:: Information shown ::
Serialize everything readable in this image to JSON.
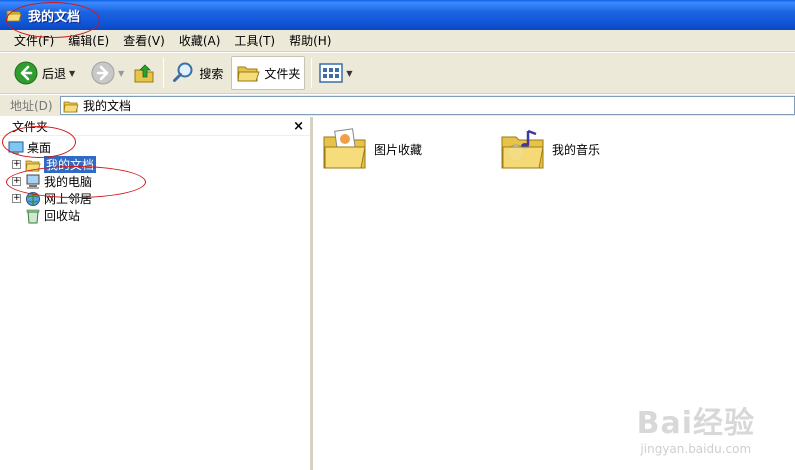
{
  "window": {
    "title": "我的文档"
  },
  "menu": [
    "文件(F)",
    "编辑(E)",
    "查看(V)",
    "收藏(A)",
    "工具(T)",
    "帮助(H)"
  ],
  "toolbar": {
    "back": "后退",
    "search": "搜索",
    "folders": "文件夹"
  },
  "address": {
    "label": "地址(D)",
    "value": "我的文档"
  },
  "folder_pane": {
    "title": "文件夹",
    "close": "×",
    "tree": {
      "desktop": "桌面",
      "my_documents": "我的文档",
      "my_computer": "我的电脑",
      "network": "网上邻居",
      "recycle_bin": "回收站",
      "expander": "+"
    }
  },
  "content": {
    "items": [
      "图片收藏",
      "我的音乐"
    ]
  },
  "watermark": {
    "brand": "Bai经验",
    "url": "jingyan.baidu.com"
  },
  "colors": {
    "title_blue": "#0f54d6",
    "chrome": "#ece9d8",
    "selection": "#316ac5",
    "annotation_red": "#d01818"
  }
}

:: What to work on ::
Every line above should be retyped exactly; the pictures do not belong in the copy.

:: Answer box ::
Serialize everything readable in this image to JSON.
{
  "window": {
    "title": "我的文档"
  },
  "menu": [
    "文件(F)",
    "编辑(E)",
    "查看(V)",
    "收藏(A)",
    "工具(T)",
    "帮助(H)"
  ],
  "toolbar": {
    "back": "后退",
    "search": "搜索",
    "folders": "文件夹"
  },
  "address": {
    "label": "地址(D)",
    "value": "我的文档"
  },
  "folder_pane": {
    "title": "文件夹",
    "close": "×",
    "tree": {
      "desktop": "桌面",
      "my_documents": "我的文档",
      "my_computer": "我的电脑",
      "network": "网上邻居",
      "recycle_bin": "回收站",
      "expander": "+"
    }
  },
  "content": {
    "items": [
      "图片收藏",
      "我的音乐"
    ]
  },
  "watermark": {
    "brand": "Bai经验",
    "url": "jingyan.baidu.com"
  },
  "colors": {
    "title_blue": "#0f54d6",
    "chrome": "#ece9d8",
    "selection": "#316ac5",
    "annotation_red": "#d01818"
  }
}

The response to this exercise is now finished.